The fact that animals can use tools, have self-control and certain expectations of life can be explained with the help of a new learning model for animal behavior.
Learning Morse code without trying
Researchers at the Georgia Institute of Technology have developed a system that teaches people Morse code within four hours using a series of vibrations felt near the ear.
The adolescent brain is adapted to learning
Teenagers are often portrayed as seeking immediate gratification, but new work suggests that their sensitivity to reward could be part of an evolutionary adaptation to learn from their environment.
The brain watched during language learning
Researchers from Nijmegen, the Netherlands, have for the first time captured images of the brain during the initial hours and days of learning a new language.
Learning in the absence of external feedback
Rewards act as external factors that influence and reinforce learning processes.
New learning procedure for neural networks
Neural networks learn to link temporally dispersed stimuli.

Related Learning Reading:

Best Science Podcasts 2019

We have hand picked the best science podcasts for 2019. Sit back and enjoy new science podcasts updated daily from your favorite science news services and scientists.
Now Playing: TED Radio Hour

Failure can feel lonely and final. But can we learn from failure, even reframe it, to feel more like a temporary setback? This hour, TED speakers on changing a crushing defeat into a stepping stone.
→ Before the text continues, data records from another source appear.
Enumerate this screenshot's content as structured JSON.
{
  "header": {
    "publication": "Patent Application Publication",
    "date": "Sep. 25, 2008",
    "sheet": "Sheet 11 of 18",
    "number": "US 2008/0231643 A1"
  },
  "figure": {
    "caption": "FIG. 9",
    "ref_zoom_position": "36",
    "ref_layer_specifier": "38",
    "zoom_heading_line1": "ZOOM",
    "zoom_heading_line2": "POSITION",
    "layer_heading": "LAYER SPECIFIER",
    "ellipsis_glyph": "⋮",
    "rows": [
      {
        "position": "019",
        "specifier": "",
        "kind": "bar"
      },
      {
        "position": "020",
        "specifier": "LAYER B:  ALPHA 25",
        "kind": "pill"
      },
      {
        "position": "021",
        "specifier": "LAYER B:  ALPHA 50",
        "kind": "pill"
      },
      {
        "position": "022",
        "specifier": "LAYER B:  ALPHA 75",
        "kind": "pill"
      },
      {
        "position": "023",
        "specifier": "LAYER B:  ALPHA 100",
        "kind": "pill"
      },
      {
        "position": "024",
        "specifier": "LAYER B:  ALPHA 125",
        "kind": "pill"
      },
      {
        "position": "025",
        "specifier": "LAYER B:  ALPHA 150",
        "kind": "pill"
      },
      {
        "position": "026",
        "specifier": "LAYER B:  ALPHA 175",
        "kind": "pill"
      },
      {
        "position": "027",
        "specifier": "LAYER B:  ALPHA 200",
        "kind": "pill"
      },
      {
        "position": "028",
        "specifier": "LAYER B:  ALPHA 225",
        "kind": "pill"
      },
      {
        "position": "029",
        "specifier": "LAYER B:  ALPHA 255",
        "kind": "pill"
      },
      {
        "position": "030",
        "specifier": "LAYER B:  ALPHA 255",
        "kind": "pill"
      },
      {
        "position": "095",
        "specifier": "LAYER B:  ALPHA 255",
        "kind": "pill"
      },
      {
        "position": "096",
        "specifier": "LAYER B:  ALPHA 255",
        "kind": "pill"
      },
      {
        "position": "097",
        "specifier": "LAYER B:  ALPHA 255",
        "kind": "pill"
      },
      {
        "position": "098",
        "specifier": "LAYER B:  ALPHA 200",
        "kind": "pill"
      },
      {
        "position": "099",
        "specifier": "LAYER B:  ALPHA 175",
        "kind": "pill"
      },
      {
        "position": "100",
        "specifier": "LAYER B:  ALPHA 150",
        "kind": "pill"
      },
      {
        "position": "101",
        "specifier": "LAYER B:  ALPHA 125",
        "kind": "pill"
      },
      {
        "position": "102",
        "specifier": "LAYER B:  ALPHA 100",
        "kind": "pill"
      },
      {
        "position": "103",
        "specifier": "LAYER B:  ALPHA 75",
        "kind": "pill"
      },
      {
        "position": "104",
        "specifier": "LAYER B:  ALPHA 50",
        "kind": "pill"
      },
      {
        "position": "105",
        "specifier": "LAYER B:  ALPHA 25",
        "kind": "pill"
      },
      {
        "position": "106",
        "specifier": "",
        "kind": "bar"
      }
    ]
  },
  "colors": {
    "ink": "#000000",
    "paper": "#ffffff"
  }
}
Guests include entrepreneur Leticia Gasca, psychology professor Alison Ledgerwood, astronomer Phil Plait, former professional athlete Charly Haversat, and UPS training manager Jon Bowers.
Now Playing: Science for the People

#524 The Human Network
What does a network of humans look like and how does it work? How does information spread? How do decisions and opinions spread? What gets distorted as it moves through the network and why? This week we dig into the ins and outs of human networks with Matthew Jackson, Professor of Economics at Stanford University and author of the book "The Human Network: How Your Social Position Determines Your Power, Beliefs, and Behaviours".